* **What you should do**:
The finished copy should match every record exactly and contain no pictures.

* **Provided material**:
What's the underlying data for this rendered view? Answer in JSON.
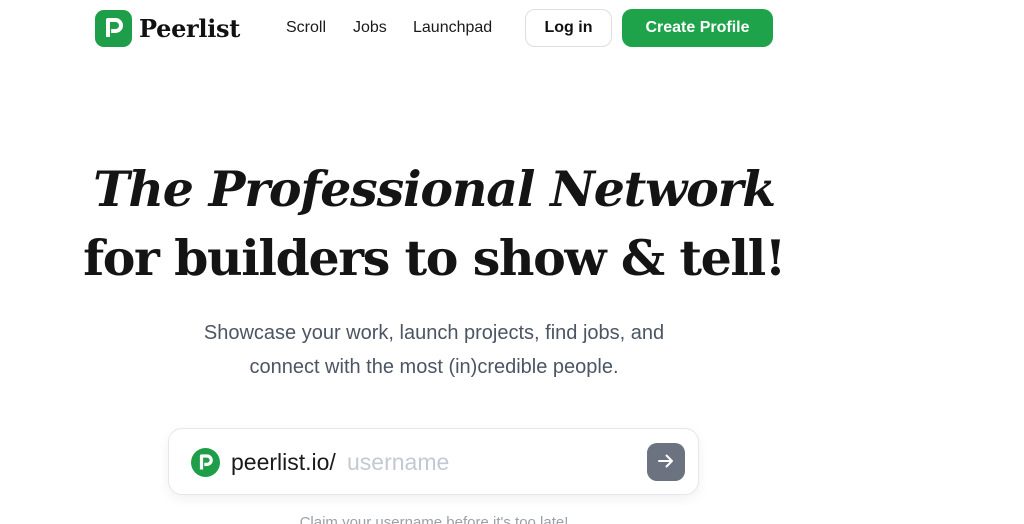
{
  "header": {
    "logo_text": "Peerlist",
    "logo_icon": "peerlist-logo-icon",
    "nav": [
      {
        "label": "Scroll"
      },
      {
        "label": "Jobs"
      },
      {
        "label": "Launchpad"
      }
    ],
    "login_label": "Log in",
    "create_profile_label": "Create Profile"
  },
  "hero": {
    "title_line1": "The Professional Network",
    "title_line2": "for builders to show & tell!",
    "subtitle_line1": "Showcase your work, launch projects, find jobs, and",
    "subtitle_line2": "connect with the most (in)credible people."
  },
  "claim": {
    "prefix": "peerlist.io/",
    "placeholder": "username",
    "value": "",
    "submit_icon": "arrow-right-icon"
  },
  "footnote": "Claim your username before it's too late!",
  "colors": {
    "brand_green": "#1fa34a",
    "submit_gray": "#6b7280",
    "text_muted": "#4b5563",
    "placeholder": "#c3c9d4"
  }
}
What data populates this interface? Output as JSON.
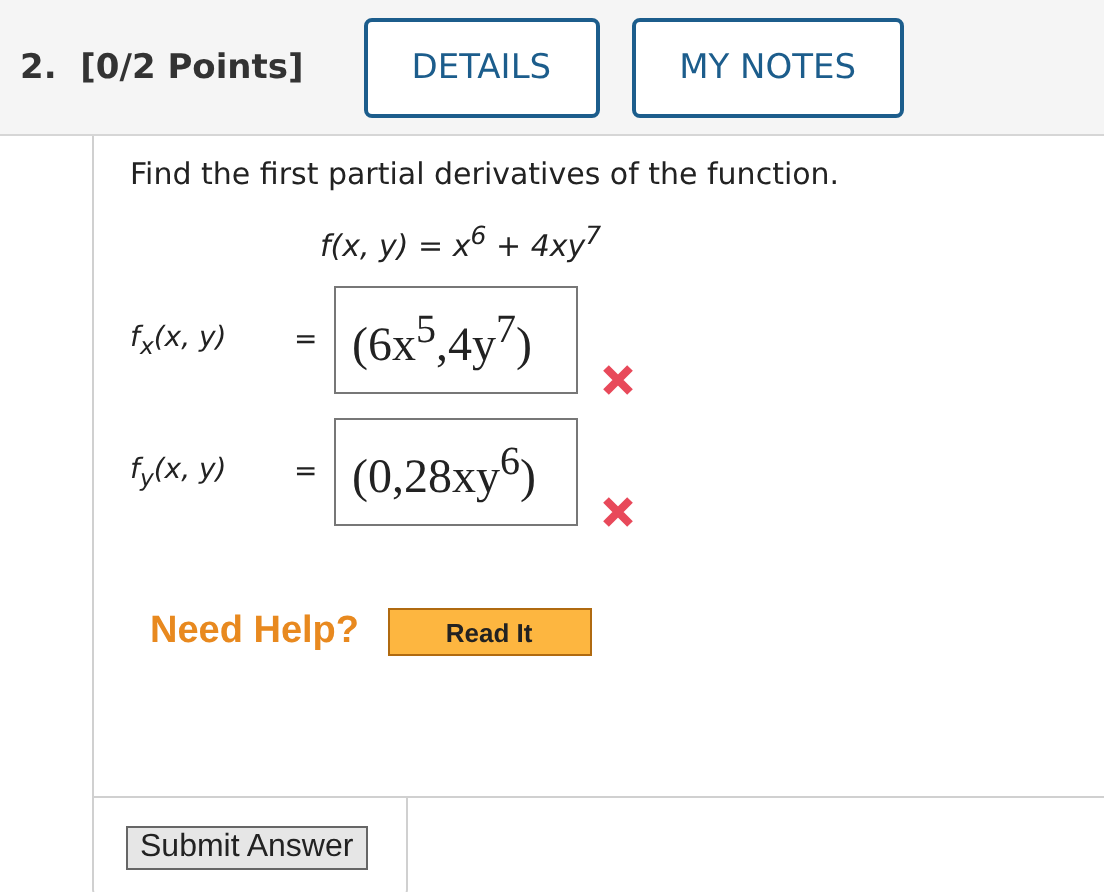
{
  "question": {
    "number": "2.",
    "points": "[0/2 Points]"
  },
  "header_buttons": [
    "DETAILS",
    "MY NOTES"
  ],
  "prompt": "Find the first partial derivatives of the function.",
  "function": "f(x, y) = x$^{6}$ + 4xy$^{7}$",
  "answers": [
    {
      "label": "f$_{x}$(x, y)",
      "equals": "=",
      "value": "(6x$^{5}$,4y$^{7}$)",
      "correct": false
    },
    {
      "label": "f$_{y}$(x, y)",
      "equals": "=",
      "value": "(0,28xy$^{6}$)",
      "correct": false
    }
  ],
  "help": {
    "label": "Need Help?",
    "button": "Read It"
  },
  "submit": "Submit Answer"
}
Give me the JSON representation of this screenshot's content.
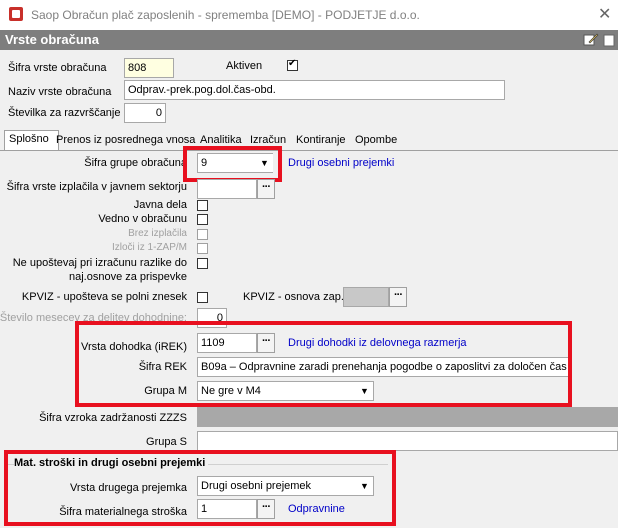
{
  "window": {
    "title": "Saop Obračun plač zaposlenih - sprememba [DEMO] - PODJETJE d.o.o."
  },
  "header": {
    "title": "Vrste obračuna"
  },
  "top": {
    "sifra_label": "Šifra vrste obračuna",
    "sifra_value": "808",
    "aktiven_label": "Aktiven",
    "aktiven_checked": true,
    "naziv_label": "Naziv vrste obračuna",
    "naziv_value": "Odprav.-prek.pog.dol.čas-obd.",
    "stevilka_label": "Številka  za razvrščanje",
    "stevilka_value": "0"
  },
  "tabs": [
    "Splošno",
    "Prenos iz posrednega vnosa",
    "Analitika",
    "Izračun",
    "Kontiranje",
    "Opombe"
  ],
  "general": {
    "grupa_label": "Šifra grupe obračuna",
    "grupa_value": "9",
    "grupa_desc": "Drugi osebni prejemki",
    "izplacila_label": "Šifra vrste izplačila v javnem sektorju",
    "javna_dela_label": "Javna dela",
    "vedno_label": "Vedno v obračunu",
    "brez_label": "Brez izplačila",
    "izloci_label": "Izloči iz 1-ZAP/M",
    "neupostevaj_label_1": "Ne upoštevaj pri izračunu razlike do",
    "neupostevaj_label_2": "naj.osnove za prispevke",
    "kpviz_label": "KPVIZ - upošteva se polni znesek",
    "kpviz_osnova_label": "KPVIZ - osnova zap.",
    "mesecev_label": "Število mesecev za delitev dohodnine:",
    "mesecev_value": "0"
  },
  "dohodek": {
    "vrsta_label": "Vrsta dohodka (iREK)",
    "vrsta_value": "1109",
    "vrsta_desc": "Drugi dohodki iz delovnega razmerja",
    "rek_label": "Šifra REK",
    "rek_value": "B09a – Odpravnine zaradi prenehanja pogodbe o zaposlitvi za določen čas",
    "grupam_label": "Grupa M",
    "grupam_value": "Ne gre v M4"
  },
  "zzzs": {
    "label": "Šifra vzroka zadržanosti ZZZS"
  },
  "grupas": {
    "label": "Grupa S"
  },
  "mat": {
    "title": "Mat. stroški in drugi osebni prejemki",
    "vrsta_label": "Vrsta drugega prejemka",
    "vrsta_value": "Drugi osebni prejemek",
    "sifra_label": "Šifra materialnega stroška",
    "sifra_value": "1",
    "sifra_desc": "Odpravnine"
  },
  "icons": {
    "dropdown": "chevron-down-icon",
    "lookup": "ellipsis-icon",
    "edit": "pencil-icon",
    "help": "help-icon"
  },
  "colors": {
    "header_bg": "#7e7e7e",
    "highlight": "#e8101f",
    "link": "#0000c8",
    "input_focus": "#ffffe1"
  }
}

* **Response**:
What's the underlying data for this rendered view? Answer in JSON.
{
  "header": {
    "logo_text": "Peerlist",
    "logo_icon": "peerlist-logo-icon",
    "nav": [
      {
        "label": "Scroll"
      },
      {
        "label": "Jobs"
      },
      {
        "label": "Launchpad"
      }
    ],
    "login_label": "Log in",
    "create_profile_label": "Create Profile"
  },
  "hero": {
    "title_line1": "The Professional Network",
    "title_line2": "for builders to show & tell!",
    "subtitle_line1": "Showcase your work, launch projects, find jobs, and",
    "subtitle_line2": "connect with the most (in)credible people."
  },
  "claim": {
    "prefix": "peerlist.io/",
    "placeholder": "username",
    "value": "",
    "submit_icon": "arrow-right-icon"
  },
  "footnote": "Claim your username before it's too late!",
  "colors": {
    "brand_green": "#1fa34a",
    "submit_gray": "#6b7280",
    "text_muted": "#4b5563",
    "placeholder": "#c3c9d4"
  }
}
What data populates this interface? Output as JSON.
{
  "question": {
    "number": "2.",
    "points": "[0/2 Points]"
  },
  "header_buttons": [
    "DETAILS",
    "MY NOTES"
  ],
  "prompt": "Find the first partial derivatives of the function.",
  "function": "f(x, y) = x$^{6}$ + 4xy$^{7}$",
  "answers": [
    {
      "label": "f$_{x}$(x, y)",
      "equals": "=",
      "value": "(6x$^{5}$,4y$^{7}$)",
      "correct": false
    },
    {
      "label": "f$_{y}$(x, y)",
      "equals": "=",
      "value": "(0,28xy$^{6}$)",
      "correct": false
    }
  ],
  "help": {
    "label": "Need Help?",
    "button": "Read It"
  },
  "submit": "Submit Answer"
}
Give me the JSON representation of this screenshot's content.
{
  "window": {
    "title": "Saop Obračun plač zaposlenih - sprememba [DEMO] - PODJETJE d.o.o."
  },
  "header": {
    "title": "Vrste obračuna"
  },
  "top": {
    "sifra_label": "Šifra vrste obračuna",
    "sifra_value": "808",
    "aktiven_label": "Aktiven",
    "aktiven_checked": true,
    "naziv_label": "Naziv vrste obračuna",
    "naziv_value": "Odprav.-prek.pog.dol.čas-obd.",
    "stevilka_label": "Številka  za razvrščanje",
    "stevilka_value": "0"
  },
  "tabs": [
    "Splošno",
    "Prenos iz posrednega vnosa",
    "Analitika",
    "Izračun",
    "Kontiranje",
    "Opombe"
  ],
  "general": {
    "grupa_label": "Šifra grupe obračuna",
    "grupa_value": "9",
    "grupa_desc": "Drugi osebni prejemki",
    "izplacila_label": "Šifra vrste izplačila v javnem sektorju",
    "javna_dela_label": "Javna dela",
    "vedno_label": "Vedno v obračunu",
    "brez_label": "Brez izplačila",
    "izloci_label": "Izloči iz 1-ZAP/M",
    "neupostevaj_label_1": "Ne upoštevaj pri izračunu razlike do",
    "neupostevaj_label_2": "naj.osnove za prispevke",
    "kpviz_label": "KPVIZ - upošteva se polni znesek",
    "kpviz_osnova_label": "KPVIZ - osnova zap.",
    "mesecev_label": "Število mesecev za delitev dohodnine:",
    "mesecev_value": "0"
  },
  "dohodek": {
    "vrsta_label": "Vrsta dohodka (iREK)",
    "vrsta_value": "1109",
    "vrsta_desc": "Drugi dohodki iz delovnega razmerja",
    "rek_label": "Šifra REK",
    "rek_value": "B09a – Odpravnine zaradi prenehanja pogodbe o zaposlitvi za določen čas",
    "grupam_label": "Grupa M",
    "grupam_value": "Ne gre v M4"
  },
  "zzzs": {
    "label": "Šifra vzroka zadržanosti ZZZS"
  },
  "grupas": {
    "label": "Grupa S"
  },
  "mat": {
    "title": "Mat. stroški in drugi osebni prejemki",
    "vrsta_label": "Vrsta drugega prejemka",
    "vrsta_value": "Drugi osebni prejemek",
    "sifra_label": "Šifra materialnega stroška",
    "sifra_value": "1",
    "sifra_desc": "Odpravnine"
  },
  "icons": {
    "dropdown": "chevron-down-icon",
    "lookup": "ellipsis-icon",
    "edit": "pencil-icon",
    "help": "help-icon"
  },
  "colors": {
    "header_bg": "#7e7e7e",
    "highlight": "#e8101f",
    "link": "#0000c8",
    "input_focus": "#ffffe1"
  }
}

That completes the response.